"Rights, not roses" : unions and the rise of working-class feminism, 1945-80
Explores how unionized wage-earning women led the struggle to place women's employment rights on the national agenda, decisively influencing both the contemporary labor movement and second-wave feminism. This title unravels a complex history of how labor leaders accommodated and resisted working women's demands for change.
Print Book, English, 2000
Univ. of Illinois Press, Urbana, 2000
x, 259 Seiten.
9780252025198, 9780252068348, 0252025199, 0252068343

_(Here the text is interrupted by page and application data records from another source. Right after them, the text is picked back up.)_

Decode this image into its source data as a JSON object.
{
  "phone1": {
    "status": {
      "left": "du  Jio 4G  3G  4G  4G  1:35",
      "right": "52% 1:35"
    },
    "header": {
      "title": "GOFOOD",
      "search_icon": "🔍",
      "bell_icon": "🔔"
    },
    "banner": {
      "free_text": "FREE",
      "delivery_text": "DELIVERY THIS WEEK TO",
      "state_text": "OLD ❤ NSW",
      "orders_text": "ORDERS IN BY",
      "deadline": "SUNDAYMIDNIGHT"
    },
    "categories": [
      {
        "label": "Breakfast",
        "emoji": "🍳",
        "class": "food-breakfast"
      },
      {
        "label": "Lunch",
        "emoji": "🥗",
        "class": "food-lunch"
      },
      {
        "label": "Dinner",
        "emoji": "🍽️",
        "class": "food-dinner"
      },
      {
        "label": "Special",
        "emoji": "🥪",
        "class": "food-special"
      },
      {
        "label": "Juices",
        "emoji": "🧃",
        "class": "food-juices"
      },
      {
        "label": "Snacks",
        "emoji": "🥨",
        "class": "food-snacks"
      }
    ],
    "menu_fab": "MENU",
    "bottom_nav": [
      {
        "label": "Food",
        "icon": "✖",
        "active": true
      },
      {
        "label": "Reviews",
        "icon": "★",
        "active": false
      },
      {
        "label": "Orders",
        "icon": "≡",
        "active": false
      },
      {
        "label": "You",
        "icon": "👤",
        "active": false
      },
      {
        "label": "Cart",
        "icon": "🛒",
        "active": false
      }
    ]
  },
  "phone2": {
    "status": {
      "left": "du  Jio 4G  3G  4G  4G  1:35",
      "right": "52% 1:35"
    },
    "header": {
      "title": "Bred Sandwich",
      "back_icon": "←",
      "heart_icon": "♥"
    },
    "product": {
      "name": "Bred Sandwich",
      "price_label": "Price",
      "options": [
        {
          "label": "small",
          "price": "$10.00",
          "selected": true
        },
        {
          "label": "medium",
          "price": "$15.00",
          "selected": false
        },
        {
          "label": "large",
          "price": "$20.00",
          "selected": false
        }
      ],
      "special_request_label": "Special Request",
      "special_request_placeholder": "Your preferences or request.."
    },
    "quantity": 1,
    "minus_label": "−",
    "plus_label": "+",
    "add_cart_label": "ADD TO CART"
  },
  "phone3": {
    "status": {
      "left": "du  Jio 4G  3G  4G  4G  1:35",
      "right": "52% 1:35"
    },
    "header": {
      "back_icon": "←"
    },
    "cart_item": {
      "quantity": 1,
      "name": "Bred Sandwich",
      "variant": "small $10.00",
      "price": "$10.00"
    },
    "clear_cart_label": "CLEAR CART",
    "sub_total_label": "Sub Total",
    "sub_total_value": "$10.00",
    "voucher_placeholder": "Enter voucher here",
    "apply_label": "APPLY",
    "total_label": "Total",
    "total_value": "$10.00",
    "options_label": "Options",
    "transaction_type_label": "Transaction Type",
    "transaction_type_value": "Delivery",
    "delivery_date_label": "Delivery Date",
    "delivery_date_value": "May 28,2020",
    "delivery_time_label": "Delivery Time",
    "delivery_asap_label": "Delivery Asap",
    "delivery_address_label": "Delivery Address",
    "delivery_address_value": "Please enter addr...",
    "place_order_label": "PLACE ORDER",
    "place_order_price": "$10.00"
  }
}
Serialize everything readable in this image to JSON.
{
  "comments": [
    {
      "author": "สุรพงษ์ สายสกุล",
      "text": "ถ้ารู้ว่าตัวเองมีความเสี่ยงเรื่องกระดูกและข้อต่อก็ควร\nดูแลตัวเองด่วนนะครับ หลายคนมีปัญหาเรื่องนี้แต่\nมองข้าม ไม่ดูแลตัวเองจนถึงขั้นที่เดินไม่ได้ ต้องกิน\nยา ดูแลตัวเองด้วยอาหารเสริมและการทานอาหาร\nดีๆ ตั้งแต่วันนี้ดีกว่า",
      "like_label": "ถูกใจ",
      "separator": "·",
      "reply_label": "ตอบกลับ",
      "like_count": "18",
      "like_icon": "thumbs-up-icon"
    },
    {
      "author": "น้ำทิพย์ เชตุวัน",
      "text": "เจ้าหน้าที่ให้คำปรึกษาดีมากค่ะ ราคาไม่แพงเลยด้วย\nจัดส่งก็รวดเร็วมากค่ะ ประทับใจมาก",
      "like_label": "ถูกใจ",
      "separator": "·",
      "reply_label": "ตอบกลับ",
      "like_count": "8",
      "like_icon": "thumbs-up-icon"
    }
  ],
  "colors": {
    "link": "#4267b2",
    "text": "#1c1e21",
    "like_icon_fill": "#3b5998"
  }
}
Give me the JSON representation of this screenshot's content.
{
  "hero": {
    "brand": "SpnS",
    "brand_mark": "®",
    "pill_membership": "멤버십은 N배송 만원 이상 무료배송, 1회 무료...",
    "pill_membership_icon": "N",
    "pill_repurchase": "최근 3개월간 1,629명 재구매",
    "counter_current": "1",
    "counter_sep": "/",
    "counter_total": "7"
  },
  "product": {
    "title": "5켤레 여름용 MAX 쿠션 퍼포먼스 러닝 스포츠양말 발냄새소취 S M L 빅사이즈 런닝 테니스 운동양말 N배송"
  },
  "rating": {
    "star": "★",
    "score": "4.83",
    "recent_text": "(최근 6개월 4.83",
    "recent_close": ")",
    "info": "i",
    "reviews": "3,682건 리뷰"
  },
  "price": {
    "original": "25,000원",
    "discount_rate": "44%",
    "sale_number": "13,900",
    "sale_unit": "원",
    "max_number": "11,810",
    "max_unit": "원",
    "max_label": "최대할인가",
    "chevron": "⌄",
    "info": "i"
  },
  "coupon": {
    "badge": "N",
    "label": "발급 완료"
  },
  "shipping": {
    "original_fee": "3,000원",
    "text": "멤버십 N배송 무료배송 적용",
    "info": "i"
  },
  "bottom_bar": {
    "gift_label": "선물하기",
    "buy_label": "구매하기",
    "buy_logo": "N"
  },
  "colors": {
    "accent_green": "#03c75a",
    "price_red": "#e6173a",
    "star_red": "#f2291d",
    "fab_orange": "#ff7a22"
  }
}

Acknowledgements ix Introduction 1 1. Beyond the Doldrums: Postwar Organized Labor and "Women's Issues," 1945-63 11 2. Prospects for Equality: Union Women, Equal Pay Legislation, and National Politics, 1945-63 11 3. The Roots of Discontent: Gender Relations in the United Packinghouse Workers, 1945-63 43 4. Accounting for Equality: Gender Relations in the International Union of Electrical Workers, 1945-63 89 5. Organized Labor, National Politics, and Gender Equality, 1964-75 114 6. Rank-and-File Militancy in the Service of Anti-Equality: Title VII and the United Packinghouse Workers, 1963-75 146 7. "A Genuine Good Faith Effort": Women and Equal Employment Opportunity in the International Union of Electrical Workers, 1964-80 166 Conclusion: From Equality to Equity 191 Notes 197 Index 253Illustrations follow page 88